This task calls for copying every line of the records that includes the word "content".

--- START ---

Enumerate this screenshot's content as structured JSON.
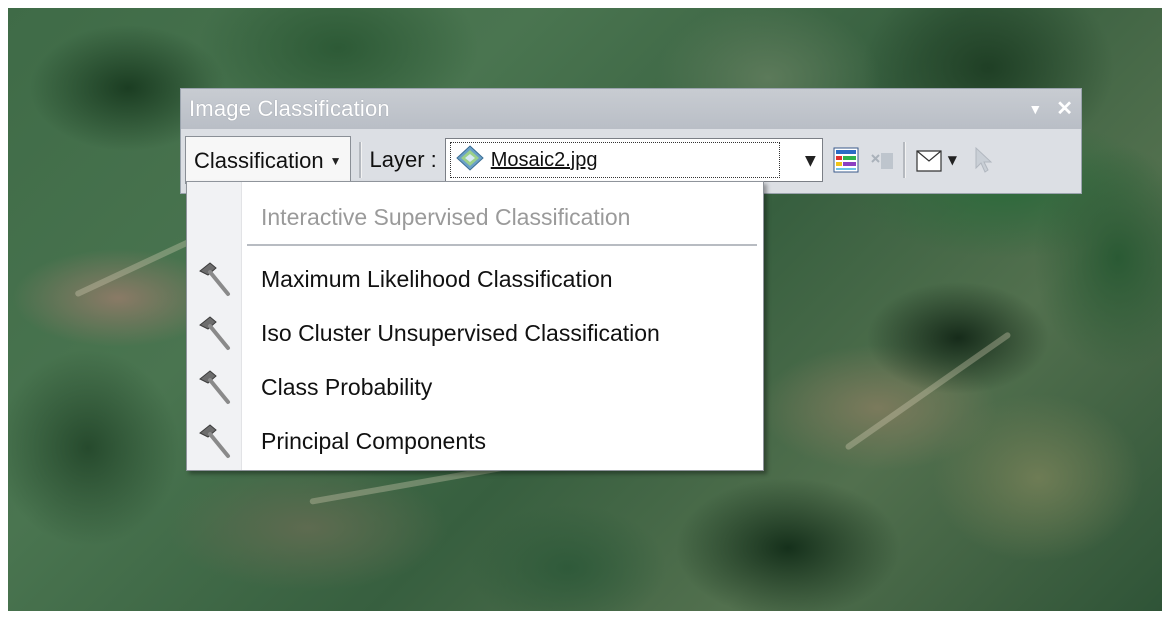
{
  "window": {
    "title": "Image Classification",
    "pin_glyph": "▼",
    "close_glyph": "✕"
  },
  "toolbar": {
    "classification_label": "Classification",
    "layer_label": "Layer :",
    "layer_value": "Mosaic2.jpg"
  },
  "menu": {
    "items": [
      {
        "label": "Interactive Supervised Classification",
        "enabled": false
      },
      {
        "label": "Maximum Likelihood Classification",
        "enabled": true,
        "icon": "hammer-icon"
      },
      {
        "label": "Iso Cluster Unsupervised Classification",
        "enabled": true,
        "icon": "hammer-icon"
      },
      {
        "label": "Class Probability",
        "enabled": true,
        "icon": "hammer-icon"
      },
      {
        "label": "Principal Components",
        "enabled": true,
        "icon": "hammer-icon"
      }
    ]
  },
  "colors": {
    "titlebar": "#b9bec6",
    "toolbar_bg": "#dcdfe4",
    "disabled_text": "#9a9a9a"
  }
}
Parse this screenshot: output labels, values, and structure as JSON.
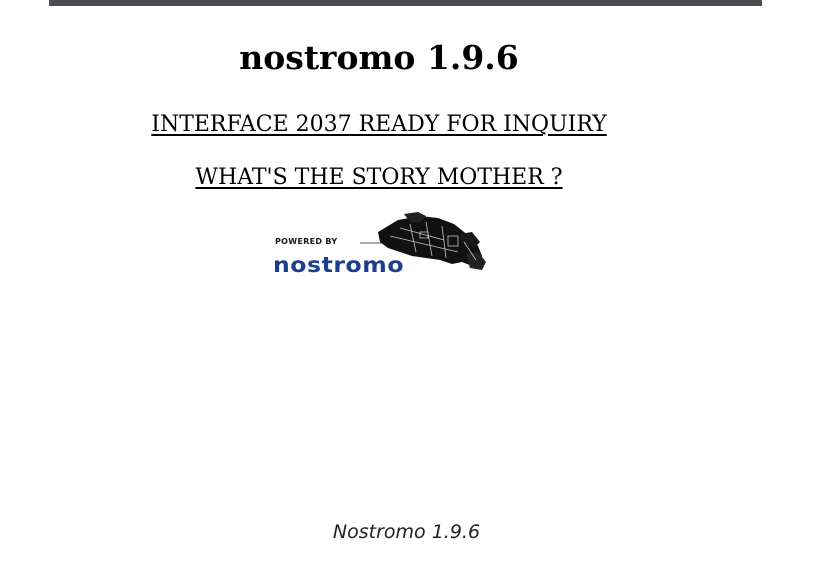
{
  "page": {
    "title": "nostromo 1.9.6"
  },
  "links": {
    "interface": "INTERFACE 2037 READY FOR INQUIRY",
    "story": "WHAT'S THE STORY MOTHER ?"
  },
  "badge": {
    "powered_by": "POWERED BY",
    "brand": "nostromo",
    "ship_icon": "spaceship-icon",
    "brand_color": "#1c3e8c"
  },
  "footer": {
    "text": "Nostromo 1.9.6"
  }
}
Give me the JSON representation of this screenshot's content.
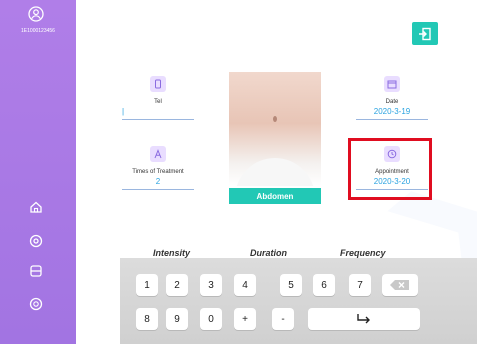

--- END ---

**Response area**
Enumerate this screenshot's content as structured JSON.
Give me the JSON representation of this screenshot's content.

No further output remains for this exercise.